CLEVELAND — We read about history, but it's not often that we become part of it.
Tamia Potter, a native of Tallahassee, Florida, is now a graduate of Case Western Reserve University's School of Medicine. Her dream of becoming a neurosurgeon is one step closer to becoming reality.
When Tamia opened her envelope at Match Day in March—that's the day medical students nationwide learn what residency programs they will join following graduation—she discovered she made history. Tamia was accepted to Vanderbilt University, where she will become the first Black female neurosurgery resident in the school's nearly 150-year history.
According to the National Institute of Health, there are only 33 Black female neurosurgeons in the nation. Tamia is gearing up to be on that list.
"The part that's different is sometimes, I don't realize who I am and what I look like when I'm doing this," Tamia explains. "So to me, I'm just doing my job, but to everybody else they see a Black woman doing a really great job."
The achievement is personal for Tamia. She's the first in her family to go to medical school.
But this was a moment she had been planning for from a young age when her fascination with the human brain and its inner workings first sparked.
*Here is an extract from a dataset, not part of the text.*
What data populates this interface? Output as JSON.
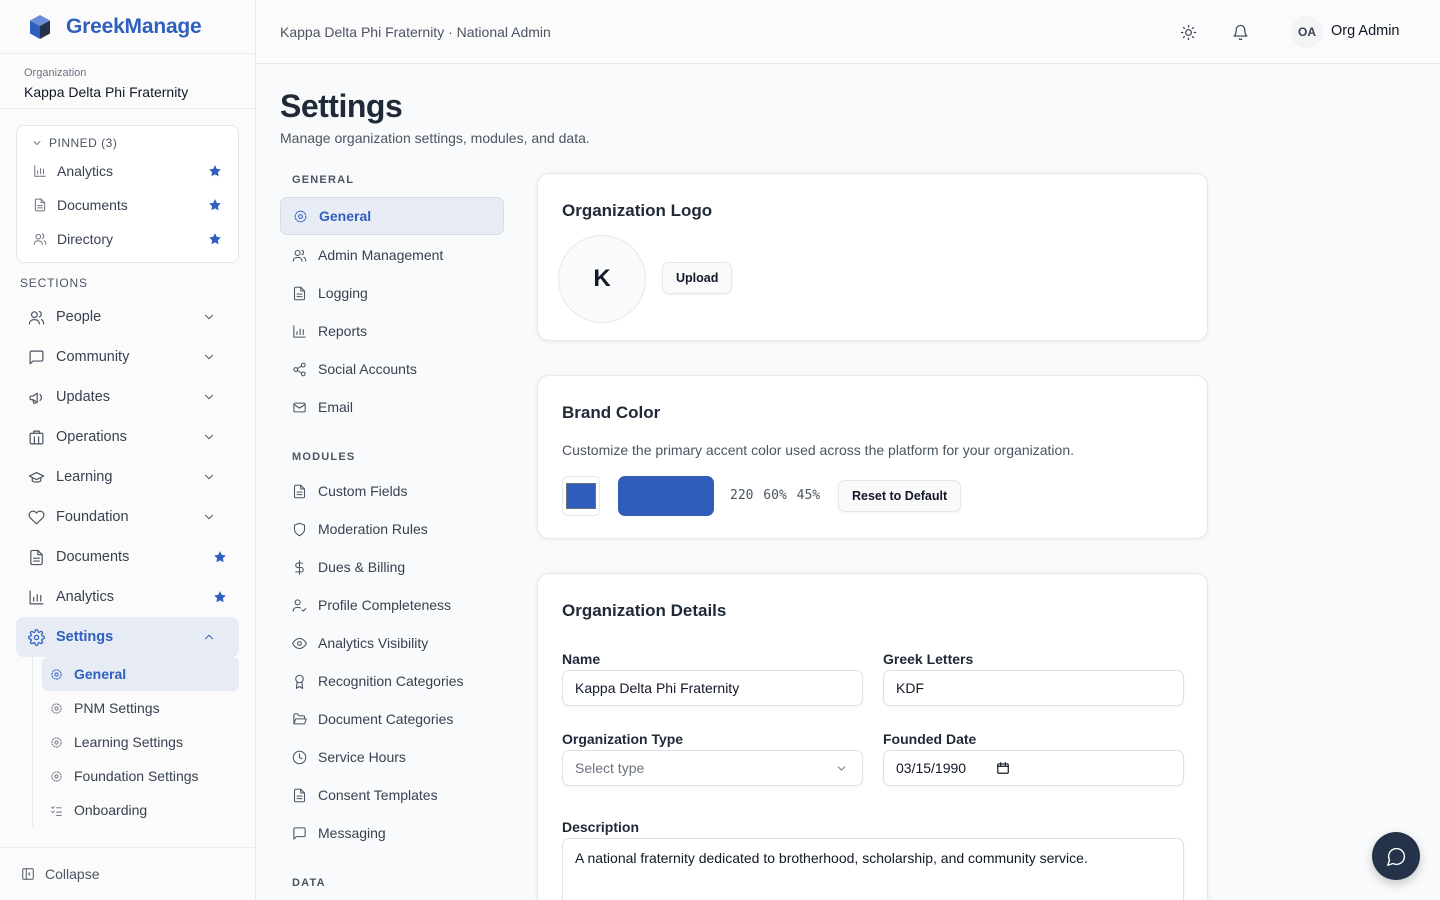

“As a child, watching my mom, a nurse, care for patients—I was always questioning why the body works the way it does,” Tamia recalls. “I knew [then] I wanted to learn and understand how the brain and nervous system worked; I wanted to be a neurosurgeon.”
This curiosity led Tamia to earn her certified nursing assistant license at age 17, while still in high school. She spent her nights during college working at a nursing home as she earned her bachelor’s degree in chemistry from Florida Agricultural and Mechanical University. Caring for those with dementia only fueled her curiosity to understand and solve the mysteries of illness that plague those with neurological diseases and injuries.
And while Tamia's family has been her biggest support system, she's been encouraged and inspired by a special mentor.
"The reason why I knew this was possible was because I saw Dr. Tiffany Hodges, who is a Black neurosurgeon here at UH (University Hospitals) and she was the first one I've ever seen," she says.
Tamia believes the reason few minorities pursue medicine is due to a lack of guidance, knowledge, and support. She adds that being granted the chance to pave the way for Black and Brown women with hopes of pursuing the same dream is an honor.
"There will be another Tamia and I will have the experience to help them," she says. "And I can't get that if someone gives it to me, I have to learn for myself what it means to go through this path so that I can educate and give back to others."